Brand journalism, companies are on board … but journalists don’t like it

23-04-2018

Relations between companies and media have more than a shadow, and advertising has often become a bargaining, influencing chip. If corporate communication aims at becoming information, many journalists turn up their nose when hearing about brand journalism.

At the International Journalism Festival we listened to some companies that launched brand journalism projects, evolving into media companies. If some journalists are almost horrified when matching the words ‘brand’ and ‘journalism’, most approve campaigns such as Cocainenomics, the report about Pablo Escobar and Medellín cartel by Netflix and Wall Street Journal. However, we need to remember that this reportage was brand journalism too, as it was conceived to promote Narcos TV series and properly published on WSJ as ‘sponsor generated content’.

In a time when advertising investments decrease and buying newspapers is a sort of ‘heroic act’ (cf. Federico Ferrazza, chief editor at Wired Italia), branded contents support the fragile business models of many editorial houses, which have been struggling to reduce costs and find resources to innovate and remain competitive.
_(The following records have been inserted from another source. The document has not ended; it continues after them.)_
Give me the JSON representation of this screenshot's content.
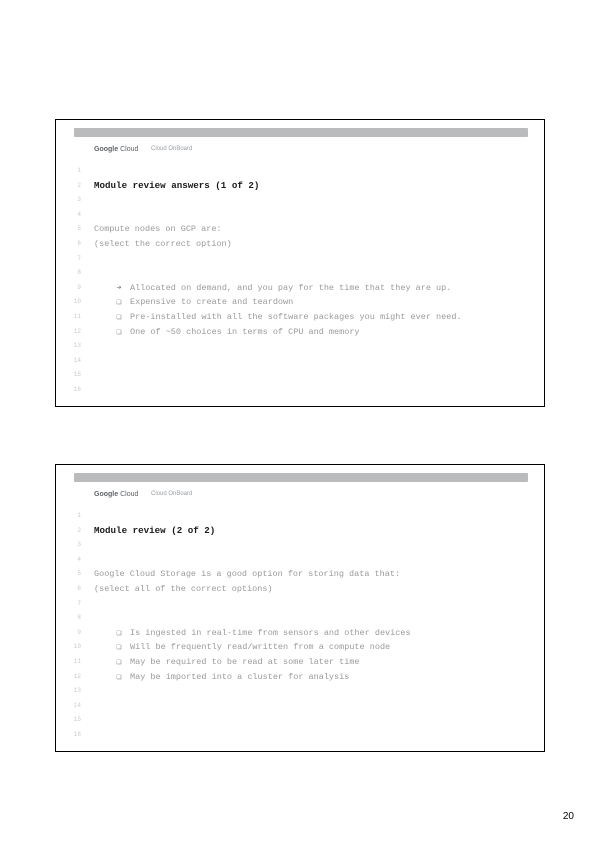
{
  "page_number": "20",
  "brand": {
    "google": "Google",
    "cloud": "Cloud",
    "onboard": "Cloud OnBoard"
  },
  "slide1": {
    "title": "Module review answers (1 of 2)",
    "question": "Compute nodes on GCP are:",
    "instruction": "(select the correct option)",
    "options": [
      {
        "marker": "➔",
        "text": "Allocated on demand, and you pay for the time that they are up."
      },
      {
        "marker": "❏",
        "text": "Expensive to create and teardown"
      },
      {
        "marker": "❏",
        "text": "Pre-installed with all the software packages you might ever need."
      },
      {
        "marker": "❏",
        "text": "One of ~50 choices in terms of CPU and memory"
      }
    ]
  },
  "slide2": {
    "title": "Module review (2 of 2)",
    "question": "Google Cloud Storage is a good option for storing data that:",
    "instruction": "(select all of the correct options)",
    "options": [
      {
        "marker": "❏",
        "text": "Is ingested in real-time from sensors and other devices"
      },
      {
        "marker": "❏",
        "text": "Will be frequently read/written from a compute node"
      },
      {
        "marker": "❏",
        "text": "May be required to be read at some later time"
      },
      {
        "marker": "❏",
        "text": "May be imported into a cluster for analysis"
      }
    ]
  }
}
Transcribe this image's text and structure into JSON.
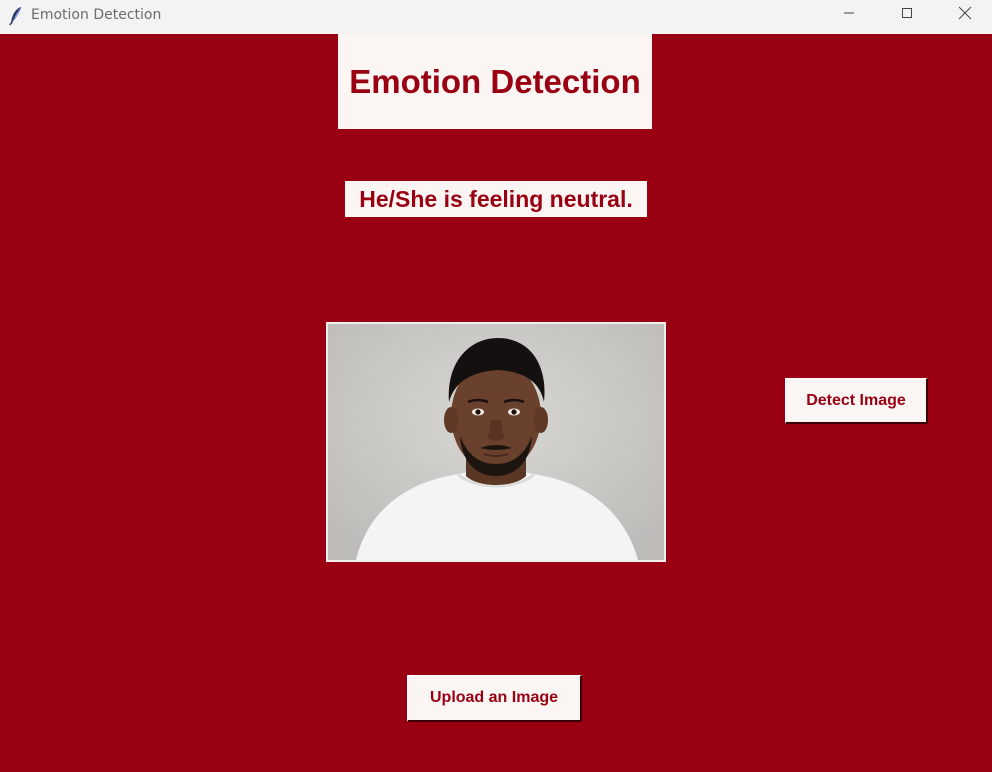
{
  "window": {
    "title": "Emotion Detection",
    "icon": "feather-icon",
    "controls": [
      "minimize-icon",
      "maximize-icon",
      "close-icon"
    ]
  },
  "app": {
    "heading": "Emotion Detection",
    "result_text": "He/She is feeling neutral.",
    "detect_button_label": "Detect Image",
    "upload_button_label": "Upload an Image"
  },
  "colors": {
    "background": "#990012",
    "panel": "#fbf5f3",
    "text_accent": "#990012",
    "titlebar": "#f3f3f3"
  }
}
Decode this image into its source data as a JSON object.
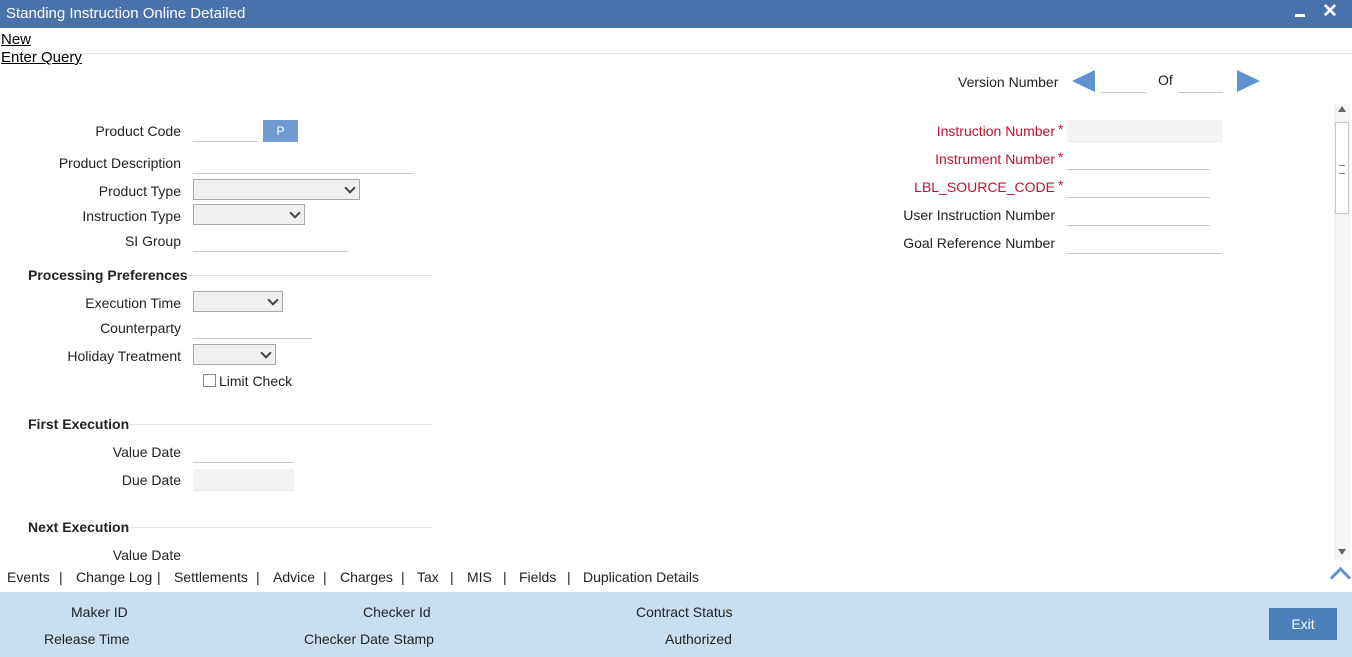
{
  "window": {
    "title": "Standing Instruction Online Detailed",
    "close_glyph": "✕"
  },
  "menu": {
    "new": "New",
    "enter_query": "Enter Query"
  },
  "version": {
    "label": "Version Number",
    "of": "Of"
  },
  "left": {
    "product_code": "Product Code",
    "p_button": "P",
    "product_description": "Product Description",
    "product_type": "Product Type",
    "instruction_type": "Instruction Type",
    "si_group": "SI Group"
  },
  "right": {
    "instruction_number": "Instruction Number",
    "instrument_number": "Instrument Number",
    "source_code": "LBL_SOURCE_CODE",
    "required_mark": "*",
    "user_instruction_number": "User Instruction Number",
    "goal_reference_number": "Goal Reference Number"
  },
  "processing": {
    "title": "Processing Preferences",
    "execution_time": "Execution Time",
    "counterparty": "Counterparty",
    "holiday_treatment": "Holiday Treatment",
    "limit_check": "Limit Check"
  },
  "first_execution": {
    "title": "First Execution",
    "value_date": "Value Date",
    "due_date": "Due Date"
  },
  "next_execution": {
    "title": "Next Execution",
    "value_date": "Value Date"
  },
  "tabs": [
    "Events",
    "Change Log",
    "Settlements",
    "Advice",
    "Charges",
    "Tax",
    "MIS",
    "Fields",
    "Duplication Details"
  ],
  "tab_separator": "|",
  "footer": {
    "maker_id": "Maker ID",
    "release_time": "Release Time",
    "checker_id": "Checker Id",
    "checker_date_stamp": "Checker Date Stamp",
    "contract_status": "Contract Status",
    "authorized": "Authorized",
    "exit": "Exit"
  }
}
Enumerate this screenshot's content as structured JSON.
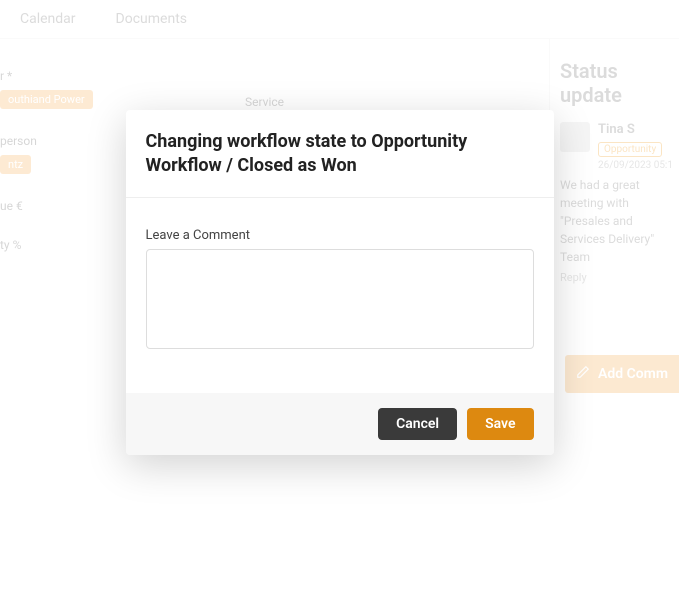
{
  "tabs": {
    "calendar": "Calendar",
    "documents": "Documents"
  },
  "fields": {
    "customer": "r *",
    "customer_value": "outhiand Power",
    "sales_person": "person",
    "sales_person_value": "ntz",
    "contract_value": "ue €",
    "probability": "ty %",
    "service": "Service"
  },
  "sidebar": {
    "title": "Status update",
    "user": "Tina S",
    "badge": "Opportunity",
    "timestamp": "26/09/2023 05:1",
    "body": "We had a great meeting with \"Presales and Services Delivery\" Team",
    "reply": "Reply",
    "add_btn": "Add Comm"
  },
  "modal": {
    "title": "Changing workflow state to Opportunity Workflow / Closed as Won",
    "comment_label": "Leave a Comment",
    "comment_value": "",
    "cancel": "Cancel",
    "save": "Save"
  }
}
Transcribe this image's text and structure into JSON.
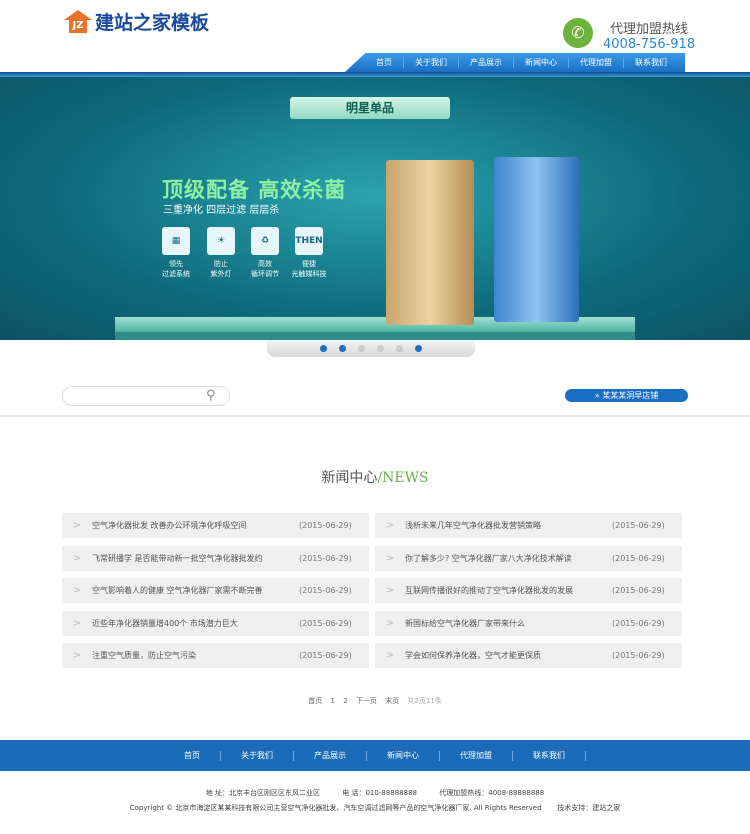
{
  "header": {
    "logo_text": "建站之家模板",
    "logo_mark": "JZ",
    "hotline_label": "代理加盟热线",
    "hotline_number": "4008-756-918"
  },
  "nav": [
    "首页",
    "关于我们",
    "产品展示",
    "新闻中心",
    "代理加盟",
    "联系我们"
  ],
  "banner": {
    "ribbon": "明星单品",
    "title": "顶级配备 高效杀菌",
    "subtitle": "三重净化 四层过滤 层层杀",
    "features": [
      {
        "icon": "",
        "l1": "领先",
        "l2": "过滤系统"
      },
      {
        "icon": "",
        "l1": "防止",
        "l2": "紫外灯"
      },
      {
        "icon": "♻",
        "l1": "高效",
        "l2": "循环调节"
      },
      {
        "icon": "THEN",
        "l1": "便捷",
        "l2": "光触媒科技"
      }
    ]
  },
  "search": {
    "placeholder": "",
    "hot_button": "»  某某某洞早店铺"
  },
  "news": {
    "title": "新闻中心",
    "title_en": "/NEWS",
    "left": [
      {
        "t": "空气净化器批发 改善办公环境净化呼吸空间",
        "d": "(2015-06-29)"
      },
      {
        "t": "飞常研播学 是否能带动新一批空气净化器批发约",
        "d": "(2015-06-29)"
      },
      {
        "t": "空气影响着人的健康 空气净化器厂家需不断完善",
        "d": "(2015-06-29)"
      },
      {
        "t": "近些年净化器销量增400个 市场潜力巨大",
        "d": "(2015-06-29)"
      },
      {
        "t": "注重空气质量，防止空气污染",
        "d": "(2015-06-29)"
      }
    ],
    "right": [
      {
        "t": "浅析未来几年空气净化器批发营销策略",
        "d": "(2015-06-29)"
      },
      {
        "t": "你了解多少? 空气净化器厂家八大净化技术解读",
        "d": "(2015-06-29)"
      },
      {
        "t": "互联网传播很好的推动了空气净化器批发的发展",
        "d": "(2015-06-29)"
      },
      {
        "t": "新国标给空气净化器厂家带来什么",
        "d": "(2015-06-29)"
      },
      {
        "t": "学会如何保养净化器，空气才能更保质",
        "d": "(2015-06-29)"
      }
    ]
  },
  "pager": {
    "first": "首页",
    "p1": "1",
    "p2": "2",
    "next": "下一页",
    "last": "末页",
    "info": "共2页11条"
  },
  "footer": {
    "nav": [
      "首页",
      "关于我们",
      "产品展示",
      "新闻中心",
      "代理加盟",
      "联系我们"
    ],
    "address": "地 址：北京丰台区刚区区东风二业区",
    "phone": "电 话：010-88888888",
    "hotline": "代理加盟热线：4008-88888888",
    "copyright": "Copyright © 北京市海淀区某某科技有限公司主营空气净化器批发、汽车空调过滤网等产品的空气净化器厂家. All Rights Reserved",
    "support": "技术支持：建站之家"
  }
}
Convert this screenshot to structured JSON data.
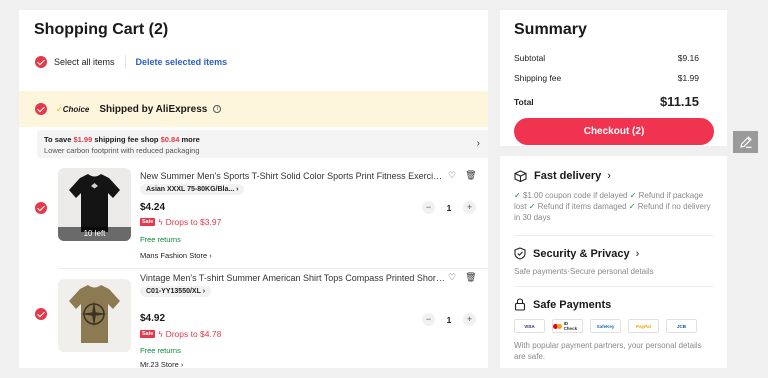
{
  "cart": {
    "title": "Shopping Cart (2)",
    "select_all_label": "Select all items",
    "delete_selected_label": "Delete selected items",
    "store_group": {
      "badge": "Choice",
      "title": "Shipped by AliExpress",
      "promo_prefix": "To save",
      "promo_save": "$1.99",
      "promo_mid": "shipping fee shop",
      "promo_amount": "$0.84",
      "promo_suffix": "more",
      "promo_sub": "Lower carbon footprint with reduced packaging"
    },
    "items": [
      {
        "title": "New Summer Men's Sports T-Shirt Solid Color Sports Print Fitness Exercise J...",
        "sku": "Asian XXXL 75-80KG/Bla...",
        "price": "$4.24",
        "sale_badge": "Sale",
        "drops_to": "Drops to $3.97",
        "returns": "Free returns",
        "store": "Mans Fashion Store",
        "quantity": "1",
        "stock_badge": "10 left"
      },
      {
        "title": "Vintage Men's T-shirt Summer American Shirt Tops Compass Printed Short-s...",
        "sku": "C01-YY13550/XL",
        "price": "$4.92",
        "sale_badge": "Sale",
        "drops_to": "Drops to $4.78",
        "returns": "Free returns",
        "store": "Mr.23 Store",
        "quantity": "1"
      }
    ]
  },
  "summary": {
    "title": "Summary",
    "subtotal_label": "Subtotal",
    "subtotal_value": "$9.16",
    "shipping_label": "Shipping fee",
    "shipping_value": "$1.99",
    "total_label": "Total",
    "total_value": "$11.15",
    "checkout_label": "Checkout (2)"
  },
  "info": {
    "fast_delivery": {
      "title": "Fast delivery",
      "line1": "$1.00 coupon code if delayed",
      "line2": "Refund if package lost",
      "line3": "Refund if items damaged",
      "line4": "Refund if no delivery in 30 days"
    },
    "security": {
      "title": "Security & Privacy",
      "text": "Safe payments·Secure personal details"
    },
    "payments": {
      "title": "Safe Payments",
      "methods": [
        "VISA",
        "ID Check",
        "SafeKey",
        "PayPal",
        "JCB"
      ],
      "text": "With popular payment partners, your personal details are safe."
    }
  },
  "colors": {
    "accent": "#e4394a",
    "checkout": "#f0334f",
    "link": "#2e5ec8",
    "choice_bg": "#fdf6dc",
    "green": "#0a8a3c"
  },
  "icons": {
    "checkbox": "check-circle-icon",
    "info": "info-icon",
    "heart": "heart-icon",
    "trash": "trash-icon",
    "truck": "truck-icon",
    "shield": "shield-icon",
    "lock": "lock-icon",
    "edit": "edit-pencil-icon"
  }
}
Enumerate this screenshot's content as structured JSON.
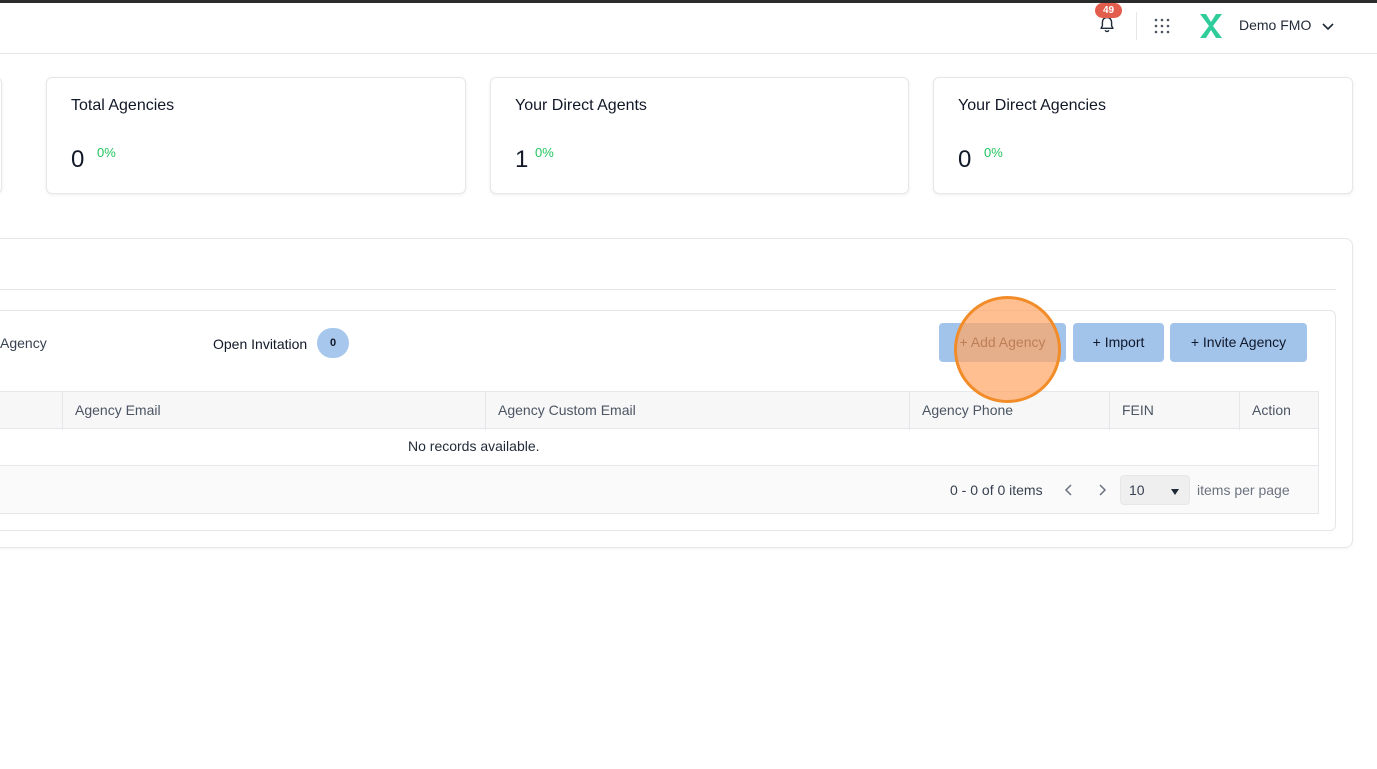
{
  "header": {
    "notification_count": "49",
    "user_name": "Demo FMO"
  },
  "stats": [
    {
      "title": "Total Agencies",
      "value": "0",
      "percent": "0%"
    },
    {
      "title": "Your Direct Agents",
      "value": "1",
      "percent": "0%"
    },
    {
      "title": "Your Direct Agencies",
      "value": "0",
      "percent": "0%"
    }
  ],
  "tabs": {
    "agency_label": "Agency",
    "open_invitation_label": "Open Invitation",
    "open_invitation_count": "0"
  },
  "toolbar": {
    "add_agency": "+ Add Agency",
    "import": "+ Import",
    "invite_agency": "+ Invite Agency"
  },
  "table": {
    "columns": [
      "Agency Email",
      "Agency Custom Email",
      "Agency Phone",
      "FEIN",
      "Action"
    ],
    "empty_message": "No records available."
  },
  "pager": {
    "info": "0 - 0 of 0 items",
    "page_size": "10",
    "per_page_label": "items per page"
  },
  "colors": {
    "accent_button": "#a3c4ea",
    "positive": "#22c55e",
    "badge": "#e35d4d",
    "logo_green": "#2ecc9a"
  },
  "icons": [
    "bell-icon",
    "apps-grid-icon",
    "logo-icon",
    "chevron-down-icon",
    "chevron-left-icon",
    "chevron-right-icon",
    "caret-down-icon"
  ]
}
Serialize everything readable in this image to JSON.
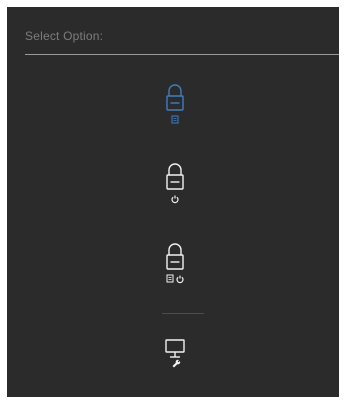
{
  "header": {
    "title": "Select Option:"
  },
  "options": [
    {
      "icon": "lock-menu-icon",
      "selected": true,
      "color": "#3d7ec6"
    },
    {
      "icon": "lock-power-icon",
      "selected": false,
      "color": "#f2f2f2"
    },
    {
      "icon": "lock-menu-power-icon",
      "selected": false,
      "color": "#f2f2f2"
    },
    {
      "icon": "monitor-wrench-icon",
      "selected": false,
      "color": "#f2f2f2"
    }
  ],
  "colors": {
    "panel_background": "#2b2b2b",
    "title_text": "#7d7d7d",
    "accent": "#3d7ec6",
    "icon_default": "#f2f2f2"
  }
}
That’s why, despite journalists’ criticism, more and more publications accept and even look for sponsored contents, also called native advertising.

Someone says they not only contribute to revenue increase, but allow to lighten the opaque relation between information and advertisement. Not all editorial staff could indeed prevent investors’ interferences, so branded contents might help to restore the border separating journalism and company solicitations. Far from solving all possible conflicts, obviously.

If information and corporate communication should remain distinct, since responding to different subjects with different goals, it’s true their content generation processes have something in common. Starting from facts, for instance. Brand storytelling was lately meant as a strategy to emotionally engage internal and external stakeholders, but effective narrative is more and more based on factual elements, which are typical groundwork for journalists.

Even big charities such as Cancer Research UK, which used to leverage feelings to raise funds, acknowledged it is now important to respond to donors’ rational concerns to be trusted.

At the end of the day, brands and media have a highly similar task, which is creating products and making them appealing for their target audience. Both can be credible – and deserve trust – only if bringing value, so telling stories which are meaningful and relevant for those who listen. These stories can be generated by mutual collaboration, as long as it is transparent and clearly recognizable.

Respecting those who read and maybe winning journalists’ preconception.